---------- GIVEN DATA

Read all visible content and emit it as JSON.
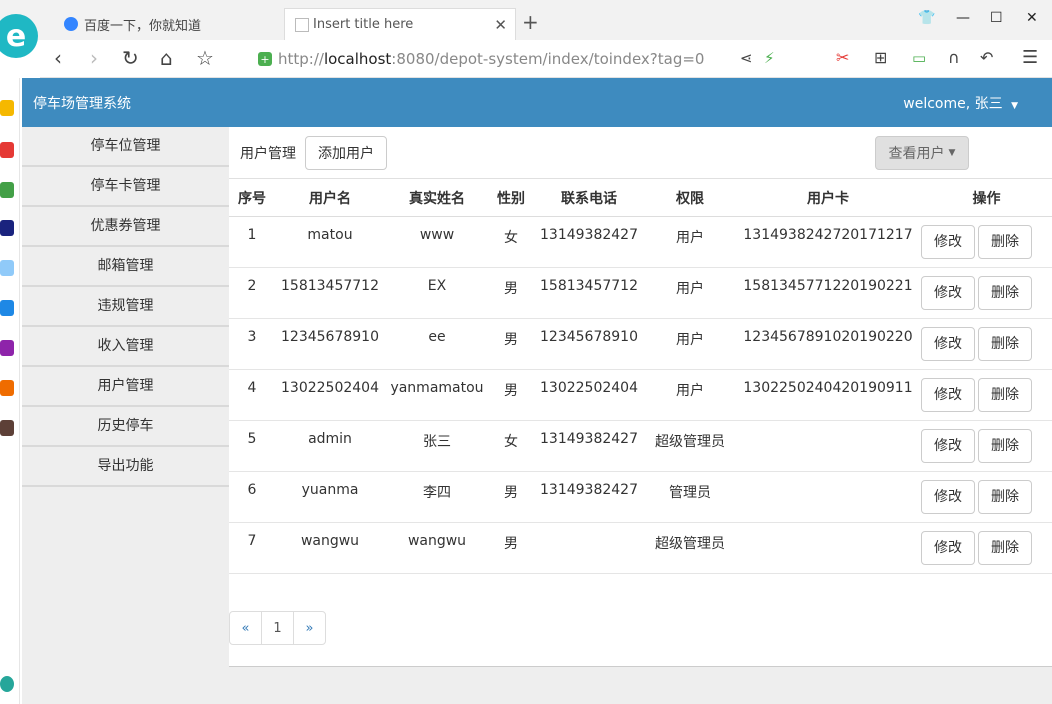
{
  "browser": {
    "tabs": [
      {
        "label": "百度一下，你就知道",
        "icon": "baidu-paw-icon"
      },
      {
        "label": "Insert title here",
        "icon": "blank-page-icon"
      }
    ],
    "new_tab": "+",
    "address": {
      "scheme": "http://",
      "host": "localhost",
      "path": ":8080/depot-system/index/toindex?tag=0"
    }
  },
  "app": {
    "title": "停车场管理系统",
    "welcome": "welcome, 张三",
    "accent": "#3e8bbf",
    "nav": [
      "停车位管理",
      "停车卡管理",
      "优惠券管理",
      "邮箱管理",
      "违规管理",
      "收入管理",
      "用户管理",
      "历史停车",
      "导出功能"
    ],
    "toolbar": {
      "crumb": "用户管理",
      "add_button": "添加用户",
      "view_button": "查看用户"
    },
    "table": {
      "headers": [
        "序号",
        "用户名",
        "真实姓名",
        "性别",
        "联系电话",
        "权限",
        "用户卡",
        "操作"
      ],
      "rows": [
        [
          "1",
          "matou",
          "www",
          "女",
          "13149382427",
          "用户",
          "1314938242720171217"
        ],
        [
          "2",
          "15813457712",
          "EX",
          "男",
          "15813457712",
          "用户",
          "1581345771220190221"
        ],
        [
          "3",
          "12345678910",
          "ee",
          "男",
          "12345678910",
          "用户",
          "1234567891020190220"
        ],
        [
          "4",
          "13022502404",
          "yanmamatou",
          "男",
          "13022502404",
          "用户",
          "1302250240420190911"
        ],
        [
          "5",
          "admin",
          "张三",
          "女",
          "13149382427",
          "超级管理员",
          ""
        ],
        [
          "6",
          "yuanma",
          "李四",
          "男",
          "13149382427",
          "管理员",
          ""
        ],
        [
          "7",
          "wangwu",
          "wangwu",
          "男",
          "",
          "超级管理员",
          ""
        ]
      ],
      "edit_label": "修改",
      "delete_label": "删除"
    },
    "pager": {
      "prev": "«",
      "current": "1",
      "next": "»"
    }
  }
}
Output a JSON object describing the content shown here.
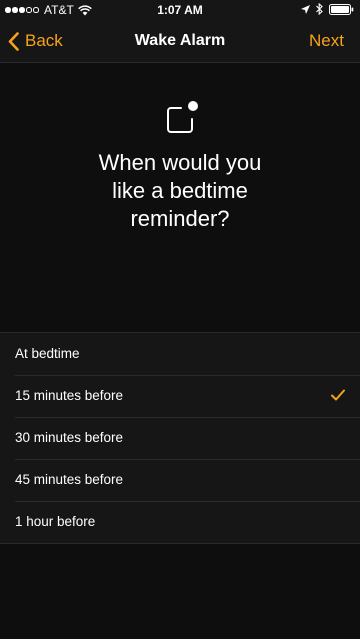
{
  "status_bar": {
    "carrier": "AT&T",
    "time": "1:07 AM",
    "signal_bars_filled": 3,
    "signal_bars_total": 5
  },
  "nav": {
    "back_label": "Back",
    "title": "Wake Alarm",
    "next_label": "Next"
  },
  "main": {
    "icon": "reminder-icon",
    "headline": "When would you\nlike a bedtime\nreminder?"
  },
  "options": [
    {
      "label": "At bedtime",
      "selected": false
    },
    {
      "label": "15 minutes before",
      "selected": true
    },
    {
      "label": "30 minutes before",
      "selected": false
    },
    {
      "label": "45 minutes before",
      "selected": false
    },
    {
      "label": "1 hour before",
      "selected": false
    }
  ],
  "colors": {
    "accent": "#f7a21a",
    "background": "#0e0e0e",
    "bar": "#161616"
  }
}
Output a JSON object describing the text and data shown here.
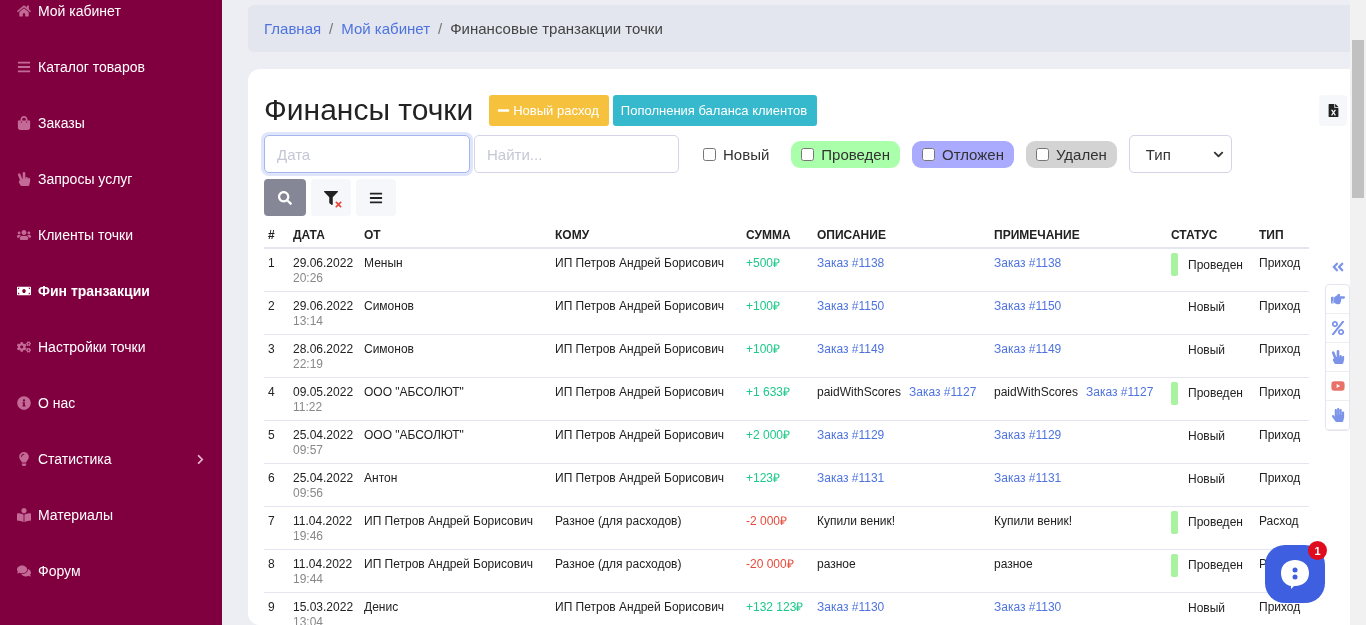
{
  "sidebar": {
    "items": [
      {
        "label": "Мой кабинет",
        "kind": "home",
        "selected": false
      },
      {
        "label": "Каталог товаров",
        "kind": "list",
        "selected": false
      },
      {
        "label": "Заказы",
        "kind": "bag",
        "selected": false
      },
      {
        "label": "Запросы услуг",
        "kind": "peace",
        "selected": false
      },
      {
        "label": "Клиенты точки",
        "kind": "users",
        "selected": false
      },
      {
        "label": "Фин транзакции",
        "kind": "money",
        "selected": true
      },
      {
        "label": "Настройки точки",
        "kind": "cogs",
        "selected": false
      },
      {
        "label": "О нас",
        "kind": "info",
        "selected": false
      },
      {
        "label": "Статистика",
        "kind": "bulb",
        "selected": false,
        "has_submenu": true
      },
      {
        "label": "Материалы",
        "kind": "reader",
        "selected": false
      },
      {
        "label": "Форум",
        "kind": "comments",
        "selected": false
      }
    ]
  },
  "breadcrumb_separator": "/",
  "breadcrumbs": [
    {
      "label": "Главная",
      "link": true
    },
    {
      "label": "Мой кабинет",
      "link": true
    },
    {
      "label": "Финансовые транзакции точки",
      "link": false
    }
  ],
  "page_title": "Финансы точки",
  "actions": [
    {
      "label": "Новый расход",
      "kind": "warning"
    },
    {
      "label": "Пополнения баланса клиентов",
      "kind": "info"
    }
  ],
  "filters": {
    "date": {
      "placeholder": "Дата"
    },
    "search": {
      "placeholder": "Найти..."
    },
    "statuses": [
      {
        "label": "Новый",
        "checked": false
      },
      {
        "label": "Проведен",
        "checked": false,
        "color": "#aaffaa"
      },
      {
        "label": "Отложен",
        "checked": false,
        "color": "#aaaaff"
      },
      {
        "label": "Удален",
        "checked": false,
        "color": "#d3d3d3"
      }
    ],
    "type_select": "Тип"
  },
  "table": {
    "columns": [
      "#",
      "ДАТА",
      "ОТ",
      "КОМУ",
      "СУММА",
      "ОПИСАНИЕ",
      "ПРИМЕЧАНИЕ",
      "СТАТУС",
      "ТИП"
    ],
    "rows": [
      {
        "n": "1",
        "date": "29.06.2022",
        "time": "20:26",
        "from": "Менын",
        "to": "ИП Петров Андрей Борисович",
        "amount": "+500₽",
        "kind": "income",
        "description": [
          {
            "text": "Заказ #1138",
            "link": true
          }
        ],
        "note": [
          {
            "text": "Заказ #1138",
            "link": true
          }
        ],
        "status": "Проведен",
        "confirmed": true,
        "type": "Приход"
      },
      {
        "n": "2",
        "date": "29.06.2022",
        "time": "13:14",
        "from": "Симонов",
        "to": "ИП Петров Андрей Борисович",
        "amount": "+100₽",
        "kind": "income",
        "description": [
          {
            "text": "Заказ #1150",
            "link": true
          }
        ],
        "note": [
          {
            "text": "Заказ #1150",
            "link": true
          }
        ],
        "status": "Новый",
        "confirmed": false,
        "type": "Приход"
      },
      {
        "n": "3",
        "date": "28.06.2022",
        "time": "22:19",
        "from": "Симонов",
        "to": "ИП Петров Андрей Борисович",
        "amount": "+100₽",
        "kind": "income",
        "description": [
          {
            "text": "Заказ #1149",
            "link": true
          }
        ],
        "note": [
          {
            "text": "Заказ #1149",
            "link": true
          }
        ],
        "status": "Новый",
        "confirmed": false,
        "type": "Приход"
      },
      {
        "n": "4",
        "date": "09.05.2022",
        "time": "11:22",
        "from": "ООО \"АБСОЛЮТ\"",
        "to": "ИП Петров Андрей Борисович",
        "amount": "+1 633₽",
        "kind": "income",
        "description": [
          {
            "text": "paidWithScores",
            "link": false
          },
          {
            "text": "Заказ #1127",
            "link": true
          }
        ],
        "note": [
          {
            "text": "paidWithScores",
            "link": false
          },
          {
            "text": "Заказ #1127",
            "link": true
          }
        ],
        "status": "Проведен",
        "confirmed": true,
        "type": "Приход"
      },
      {
        "n": "5",
        "date": "25.04.2022",
        "time": "09:57",
        "from": "ООО \"АБСОЛЮТ\"",
        "to": "ИП Петров Андрей Борисович",
        "amount": "+2 000₽",
        "kind": "income",
        "description": [
          {
            "text": "Заказ #1129",
            "link": true
          }
        ],
        "note": [
          {
            "text": "Заказ #1129",
            "link": true
          }
        ],
        "status": "Новый",
        "confirmed": false,
        "type": "Приход"
      },
      {
        "n": "6",
        "date": "25.04.2022",
        "time": "09:56",
        "from": "Антон",
        "to": "ИП Петров Андрей Борисович",
        "amount": "+123₽",
        "kind": "income",
        "description": [
          {
            "text": "Заказ #1131",
            "link": true
          }
        ],
        "note": [
          {
            "text": "Заказ #1131",
            "link": true
          }
        ],
        "status": "Новый",
        "confirmed": false,
        "type": "Приход"
      },
      {
        "n": "7",
        "date": "11.04.2022",
        "time": "19:46",
        "from": "ИП Петров Андрей Борисович",
        "to": "Разное (для расходов)",
        "amount": "-2 000₽",
        "kind": "expense",
        "description": [
          {
            "text": "Купили веник!",
            "link": false
          }
        ],
        "note": [
          {
            "text": "Купили веник!",
            "link": false
          }
        ],
        "status": "Проведен",
        "confirmed": true,
        "type": "Расход"
      },
      {
        "n": "8",
        "date": "11.04.2022",
        "time": "19:44",
        "from": "ИП Петров Андрей Борисович",
        "to": "Разное (для расходов)",
        "amount": "-20 000₽",
        "kind": "expense",
        "description": [
          {
            "text": "разное",
            "link": false
          }
        ],
        "note": [
          {
            "text": "разное",
            "link": false
          }
        ],
        "status": "Проведен",
        "confirmed": true,
        "type": "Р"
      },
      {
        "n": "9",
        "date": "15.03.2022",
        "time": "13:04",
        "from": "Денис",
        "to": "ИП Петров Андрей Борисович",
        "amount": "+132 123₽",
        "kind": "income",
        "description": [
          {
            "text": "Заказ #1130",
            "link": true
          }
        ],
        "note": [
          {
            "text": "Заказ #1130",
            "link": true
          }
        ],
        "status": "Новый",
        "confirmed": false,
        "type": "Приход"
      }
    ]
  },
  "chat": {
    "badge": "1"
  }
}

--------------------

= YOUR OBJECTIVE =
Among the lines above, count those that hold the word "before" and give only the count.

= RESULT OF THIS EXERCISE =
4